Levels of leptin, a protein implicated in the body’s regulation of fat, are increased in children with newly diagnosed asthma — and leptin levels fall after effective treatment with steroid drugs, according to a report in the Annals of Allergy, Asthma, and Immunology.

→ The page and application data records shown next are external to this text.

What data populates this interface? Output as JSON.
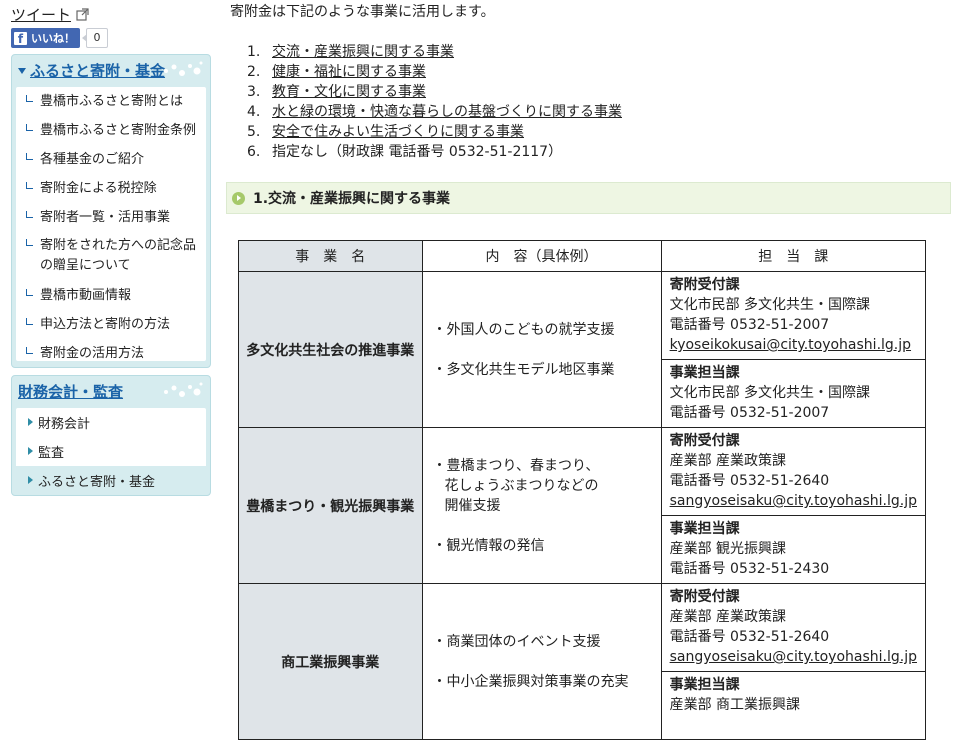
{
  "social": {
    "tweet_label": "ツイート",
    "like_label": "いいね！",
    "like_count": "0"
  },
  "sidebar": {
    "box1": {
      "title": "ふるさと寄附・基金",
      "items": [
        "豊橋市ふるさと寄附とは",
        "豊橋市ふるさと寄附金条例",
        "各種基金のご紹介",
        "寄附金による税控除",
        "寄附者一覧・活用事業",
        "寄附をされた方への記念品の贈呈について",
        "豊橋市動画情報",
        "申込方法と寄附の方法",
        "寄附金の活用方法"
      ]
    },
    "box2": {
      "title": "財務会計・監査",
      "items": [
        "財務会計",
        "監査",
        "ふるさと寄附・基金"
      ]
    }
  },
  "main": {
    "intro": "寄附金は下記のような事業に活用します。",
    "purposes": [
      {
        "num": "1.",
        "label": "交流・産業振興に関する事業",
        "link": true
      },
      {
        "num": "2.",
        "label": "健康・福祉に関する事業",
        "link": true
      },
      {
        "num": "3.",
        "label": "教育・文化に関する事業",
        "link": true
      },
      {
        "num": "4.",
        "label": "水と緑の環境・快適な暮らしの基盤づくりに関する事業",
        "link": true
      },
      {
        "num": "5.",
        "label": "安全で住みよい生活づくりに関する事業",
        "link": true
      },
      {
        "num": "6.",
        "label": "指定なし（財政課 電話番号 0532-51-2117）",
        "link": false
      }
    ],
    "section_title": "1.交流・産業振興に関する事業",
    "table": {
      "headers": [
        "事　業　名",
        "内　容（具体例）",
        "担　当　課"
      ],
      "rows": [
        {
          "name": "多文化共生社会の推進事業",
          "contents": [
            "・外国人のこどもの就学支援",
            "・多文化共生モデル地区事業"
          ],
          "dept1": {
            "role": "寄附受付課",
            "division": "文化市民部 多文化共生・国際課",
            "phone": "電話番号 0532-51-2007",
            "email": "kyoseikokusai@city.toyohashi.lg.jp"
          },
          "dept2": {
            "role": "事業担当課",
            "division": "文化市民部 多文化共生・国際課",
            "phone": "電話番号 0532-51-2007"
          }
        },
        {
          "name": "豊橋まつり・観光振興事業",
          "contents_lines": [
            "・豊橋まつり、春まつり、",
            "花しょうぶまつりなどの",
            "開催支援"
          ],
          "contents2": "・観光情報の発信",
          "dept1": {
            "role": "寄附受付課",
            "division": "産業部 産業政策課",
            "phone": "電話番号 0532-51-2640",
            "email": "sangyoseisaku@city.toyohashi.lg.jp"
          },
          "dept2": {
            "role": "事業担当課",
            "division": "産業部 観光振興課",
            "phone": "電話番号 0532-51-2430"
          }
        },
        {
          "name": "商工業振興事業",
          "contents": [
            "・商業団体のイベント支援",
            "・中小企業振興対策事業の充実"
          ],
          "dept1": {
            "role": "寄附受付課",
            "division": "産業部 産業政策課",
            "phone": "電話番号 0532-51-2640",
            "email": "sangyoseisaku@city.toyohashi.lg.jp"
          },
          "dept2": {
            "role": "事業担当課",
            "division": "産業部 商工業振興課"
          }
        }
      ]
    }
  }
}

There is some controversy over the relationship of leptin and asthma, Dr. Fuat Gurkan, from Dicle University Hospital, Diyabakir, Turkey, told Reuters Health. According to their study findings, the leptin and asthma relationship might be related to leptin’s role in the inflammatory response in asthma, rather than its role in body weight.Previous studies have investigated the relationship between blood levels of leptin and autoimmune diseases (but not asthma), the authors explain, and some studies have shown leptin levels to increase with steroid administration.To further investigate, Gurkan and colleagues measured leptin levels before and after steroid therapy in 23 children with newly diagnosed asthma and in 20 children without asthma who were matched for age and sex (controls).At the beginning of the study, the average leptin levels were higher in asthmatic children than in controls, the authors report. But after four weeks of steroid treatment, leptin levels were not significantly different from those of controls.Leptin levels were inversely correlated with lung function test results, before and after steroid treatment, the researchers note, but correlated with the subjects’ weight only after steroid therapy.Researchers “from our country have recently reported similar findings of elevated leptin levels in asthmatic children and raised the question if leptin could have a role in childhood asthma,” Gurkan said. “Since the exact role is not known it may be possible that leptin levels simply reflect ongoing stress.””Further research…is essential to explain the exact mechanism,” the authors conclude.(SOURCE: Reuters, Annals of Allergy, Asthma and Immunology, September 2004.)